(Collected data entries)

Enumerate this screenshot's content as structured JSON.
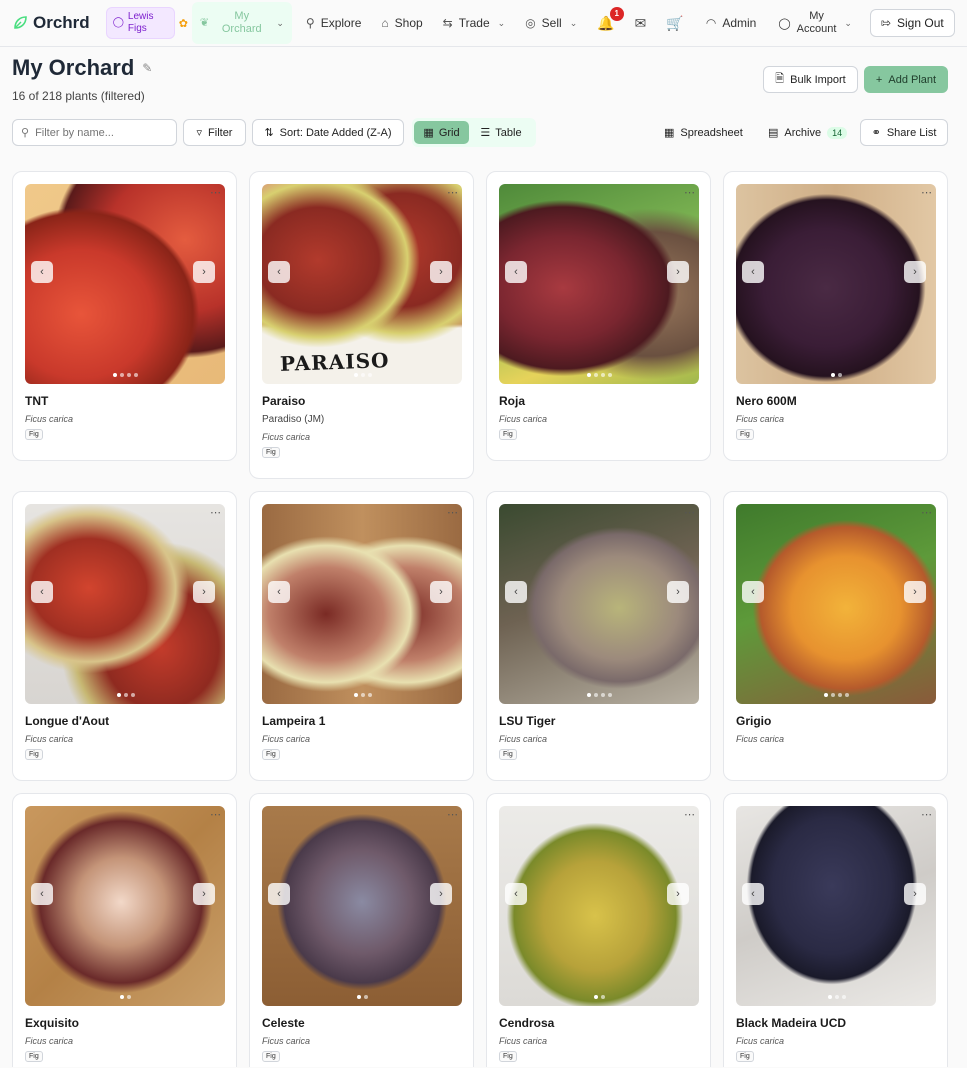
{
  "nav": {
    "logo": "Orchrd",
    "user_line1": "Lewis",
    "user_line2": "Figs",
    "orchard_line1": "My",
    "orchard_line2": "Orchard",
    "explore": "Explore",
    "shop": "Shop",
    "trade": "Trade",
    "sell": "Sell",
    "notif_count": "1",
    "admin": "Admin",
    "account_line1": "My",
    "account_line2": "Account",
    "signout": "Sign Out"
  },
  "header": {
    "title": "My Orchard",
    "subtitle": "16 of 218 plants (filtered)",
    "bulk_import": "Bulk Import",
    "add_plant": "Add Plant"
  },
  "toolbar": {
    "search_placeholder": "Filter by name...",
    "filter": "Filter",
    "sort": "Sort: Date Added (Z-A)",
    "grid": "Grid",
    "table": "Table",
    "spreadsheet": "Spreadsheet",
    "archive": "Archive",
    "archive_count": "14",
    "share_list": "Share List"
  },
  "plants": [
    {
      "name": "TNT",
      "alias": "",
      "species": "Ficus carica",
      "tag": "Fig"
    },
    {
      "name": "Paraiso",
      "alias": "Paradiso (JM)",
      "species": "Ficus carica",
      "tag": "Fig"
    },
    {
      "name": "Roja",
      "alias": "",
      "species": "Ficus carica",
      "tag": "Fig"
    },
    {
      "name": "Nero 600M",
      "alias": "",
      "species": "Ficus carica",
      "tag": "Fig"
    },
    {
      "name": "Longue d'Aout",
      "alias": "",
      "species": "Ficus carica",
      "tag": "Fig"
    },
    {
      "name": "Lampeira 1",
      "alias": "",
      "species": "Ficus carica",
      "tag": "Fig"
    },
    {
      "name": "LSU Tiger",
      "alias": "",
      "species": "Ficus carica",
      "tag": "Fig"
    },
    {
      "name": "Grigio",
      "alias": "",
      "species": "Ficus carica",
      "tag": ""
    },
    {
      "name": "Exquisito",
      "alias": "",
      "species": "Ficus carica",
      "tag": "Fig"
    },
    {
      "name": "Celeste",
      "alias": "",
      "species": "Ficus carica",
      "tag": "Fig"
    },
    {
      "name": "Cendrosa",
      "alias": "",
      "species": "Ficus carica",
      "tag": "Fig"
    },
    {
      "name": "Black Madeira UCD",
      "alias": "",
      "species": "Ficus carica",
      "tag": "Fig"
    }
  ],
  "photo_label": "PARAISO"
}
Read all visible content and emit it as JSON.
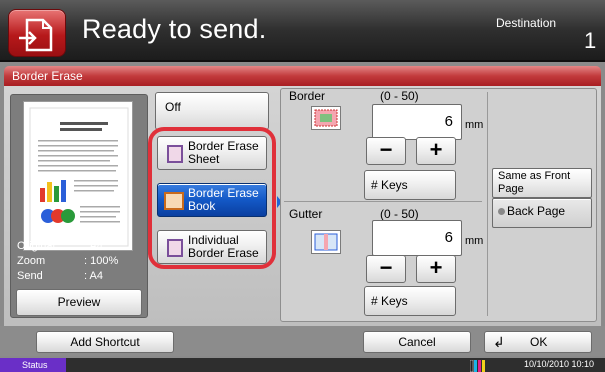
{
  "header": {
    "title": "Ready to send.",
    "destination_label": "Destination",
    "destination_count": "1",
    "icon": "send-document-icon"
  },
  "panel": {
    "title": "Border Erase",
    "preview": {
      "original_label": "Original",
      "original_value": ": A4",
      "zoom_label": "Zoom",
      "zoom_value": ": 100%",
      "send_label": "Send",
      "send_value": ": A4",
      "preview_button": "Preview"
    },
    "options": {
      "off": "Off",
      "sheet": "Border Erase Sheet",
      "book": "Border Erase Book",
      "individual": "Individual Border Erase",
      "selected": "book"
    },
    "border": {
      "title": "Border",
      "range": "(0 - 50)",
      "value": "6",
      "unit": "mm",
      "minus": "−",
      "plus": "+",
      "keys": "# Keys"
    },
    "gutter": {
      "title": "Gutter",
      "range": "(0 - 50)",
      "value": "6",
      "unit": "mm",
      "minus": "−",
      "plus": "+",
      "keys": "# Keys"
    },
    "side": {
      "same_front": "Same as Front Page",
      "back_page": "Back Page"
    }
  },
  "footer": {
    "add_shortcut": "Add Shortcut",
    "cancel": "Cancel",
    "ok": "OK",
    "ok_icon": "enter-arrow-icon"
  },
  "statusbar": {
    "status": "Status",
    "datetime": "10/10/2010  10:10"
  },
  "colors": {
    "accent_red": "#c23a3c",
    "selected_blue": "#1358c6",
    "status_purple": "#6a2fc7"
  }
}
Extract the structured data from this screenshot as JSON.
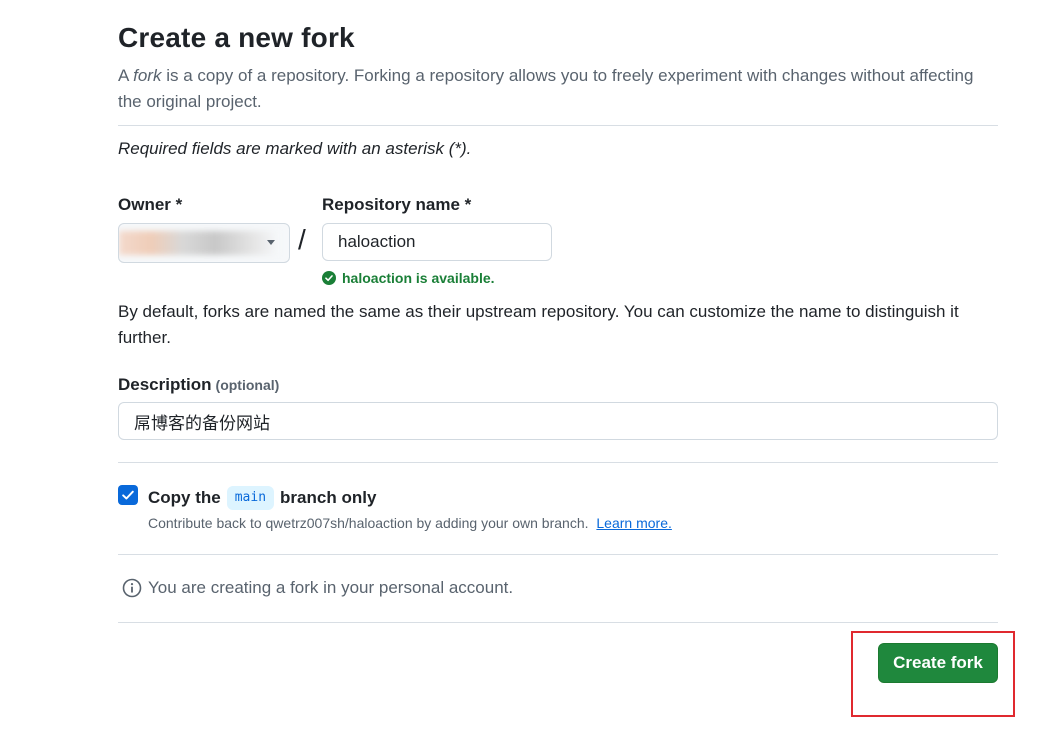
{
  "header": {
    "title": "Create a new fork",
    "subtitle_prefix": "A ",
    "subtitle_em": "fork",
    "subtitle_rest": " is a copy of a repository. Forking a repository allows you to freely experiment with changes without affecting the original project."
  },
  "form": {
    "required_note": "Required fields are marked with an asterisk (*).",
    "owner": {
      "label": "Owner *"
    },
    "separator": "/",
    "repository_name": {
      "label": "Repository name *",
      "value": "haloaction",
      "availability": "haloaction is available."
    },
    "naming_help": "By default, forks are named the same as their upstream repository. You can customize the name to distinguish it further.",
    "description": {
      "label": "Description",
      "optional": "(optional)",
      "value": "屌博客的备份网站"
    },
    "copy_branch": {
      "checked": true,
      "label_before": "Copy the",
      "branch": "main",
      "label_after": "branch only",
      "note": "Contribute back to qwetrz007sh/haloaction by adding your own branch.",
      "learn_more": "Learn more."
    },
    "info": "You are creating a fork in your personal account.",
    "submit_label": "Create fork"
  },
  "colors": {
    "accent": "#0969da",
    "success": "#1a7f37",
    "primary_button": "#1f883d",
    "highlight": "#e0292f"
  }
}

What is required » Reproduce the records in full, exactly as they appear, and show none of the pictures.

Solution to the exercise »
Enumerate this screenshot's content as structured JSON.
{
  "nav": {
    "logo": "Orchrd",
    "user_line1": "Lewis",
    "user_line2": "Figs",
    "orchard_line1": "My",
    "orchard_line2": "Orchard",
    "explore": "Explore",
    "shop": "Shop",
    "trade": "Trade",
    "sell": "Sell",
    "notif_count": "1",
    "admin": "Admin",
    "account_line1": "My",
    "account_line2": "Account",
    "signout": "Sign Out"
  },
  "header": {
    "title": "My Orchard",
    "subtitle": "16 of 218 plants (filtered)",
    "bulk_import": "Bulk Import",
    "add_plant": "Add Plant"
  },
  "toolbar": {
    "search_placeholder": "Filter by name...",
    "filter": "Filter",
    "sort": "Sort: Date Added (Z-A)",
    "grid": "Grid",
    "table": "Table",
    "spreadsheet": "Spreadsheet",
    "archive": "Archive",
    "archive_count": "14",
    "share_list": "Share List"
  },
  "plants": [
    {
      "name": "TNT",
      "alias": "",
      "species": "Ficus carica",
      "tag": "Fig"
    },
    {
      "name": "Paraiso",
      "alias": "Paradiso (JM)",
      "species": "Ficus carica",
      "tag": "Fig"
    },
    {
      "name": "Roja",
      "alias": "",
      "species": "Ficus carica",
      "tag": "Fig"
    },
    {
      "name": "Nero 600M",
      "alias": "",
      "species": "Ficus carica",
      "tag": "Fig"
    },
    {
      "name": "Longue d'Aout",
      "alias": "",
      "species": "Ficus carica",
      "tag": "Fig"
    },
    {
      "name": "Lampeira 1",
      "alias": "",
      "species": "Ficus carica",
      "tag": "Fig"
    },
    {
      "name": "LSU Tiger",
      "alias": "",
      "species": "Ficus carica",
      "tag": "Fig"
    },
    {
      "name": "Grigio",
      "alias": "",
      "species": "Ficus carica",
      "tag": ""
    },
    {
      "name": "Exquisito",
      "alias": "",
      "species": "Ficus carica",
      "tag": "Fig"
    },
    {
      "name": "Celeste",
      "alias": "",
      "species": "Ficus carica",
      "tag": "Fig"
    },
    {
      "name": "Cendrosa",
      "alias": "",
      "species": "Ficus carica",
      "tag": "Fig"
    },
    {
      "name": "Black Madeira UCD",
      "alias": "",
      "species": "Ficus carica",
      "tag": "Fig"
    }
  ],
  "photo_label": "PARAISO"
}
Read all visible content and emit it as JSON.
{
  "header": {
    "title": "Ready to send.",
    "destination_label": "Destination",
    "destination_count": "1",
    "icon": "send-document-icon"
  },
  "panel": {
    "title": "Border Erase",
    "preview": {
      "original_label": "Original",
      "original_value": ": A4",
      "zoom_label": "Zoom",
      "zoom_value": ": 100%",
      "send_label": "Send",
      "send_value": ": A4",
      "preview_button": "Preview"
    },
    "options": {
      "off": "Off",
      "sheet": "Border Erase Sheet",
      "book": "Border Erase Book",
      "individual": "Individual Border Erase",
      "selected": "book"
    },
    "border": {
      "title": "Border",
      "range": "(0 - 50)",
      "value": "6",
      "unit": "mm",
      "minus": "−",
      "plus": "+",
      "keys": "# Keys"
    },
    "gutter": {
      "title": "Gutter",
      "range": "(0 - 50)",
      "value": "6",
      "unit": "mm",
      "minus": "−",
      "plus": "+",
      "keys": "# Keys"
    },
    "side": {
      "same_front": "Same as Front Page",
      "back_page": "Back Page"
    }
  },
  "footer": {
    "add_shortcut": "Add Shortcut",
    "cancel": "Cancel",
    "ok": "OK",
    "ok_icon": "enter-arrow-icon"
  },
  "statusbar": {
    "status": "Status",
    "datetime": "10/10/2010  10:10"
  },
  "colors": {
    "accent_red": "#c23a3c",
    "selected_blue": "#1358c6",
    "status_purple": "#6a2fc7"
  }
}
Extract the structured data from this screenshot as JSON.
{
  "header": {
    "title": "Create a new fork",
    "subtitle_prefix": "A ",
    "subtitle_em": "fork",
    "subtitle_rest": " is a copy of a repository. Forking a repository allows you to freely experiment with changes without affecting the original project."
  },
  "form": {
    "required_note": "Required fields are marked with an asterisk (*).",
    "owner": {
      "label": "Owner *"
    },
    "separator": "/",
    "repository_name": {
      "label": "Repository name *",
      "value": "haloaction",
      "availability": "haloaction is available."
    },
    "naming_help": "By default, forks are named the same as their upstream repository. You can customize the name to distinguish it further.",
    "description": {
      "label": "Description",
      "optional": "(optional)",
      "value": "屌博客的备份网站"
    },
    "copy_branch": {
      "checked": true,
      "label_before": "Copy the",
      "branch": "main",
      "label_after": "branch only",
      "note": "Contribute back to qwetrz007sh/haloaction by adding your own branch.",
      "learn_more": "Learn more."
    },
    "info": "You are creating a fork in your personal account.",
    "submit_label": "Create fork"
  },
  "colors": {
    "accent": "#0969da",
    "success": "#1a7f37",
    "primary_button": "#1f883d",
    "highlight": "#e0292f"
  }
}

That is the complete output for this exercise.